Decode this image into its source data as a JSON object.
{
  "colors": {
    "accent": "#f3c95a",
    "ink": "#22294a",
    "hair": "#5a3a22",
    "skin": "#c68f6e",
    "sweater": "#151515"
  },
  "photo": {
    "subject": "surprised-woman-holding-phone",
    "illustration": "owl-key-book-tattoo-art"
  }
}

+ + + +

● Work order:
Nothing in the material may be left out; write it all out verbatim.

● Completed exercise:
Decode this image into its source data as a JSON object.
{
  "colors": {
    "accent": "#f3c95a",
    "ink": "#22294a",
    "hair": "#5a3a22",
    "skin": "#c68f6e",
    "sweater": "#151515"
  },
  "photo": {
    "subject": "surprised-woman-holding-phone",
    "illustration": "owl-key-book-tattoo-art"
  }
}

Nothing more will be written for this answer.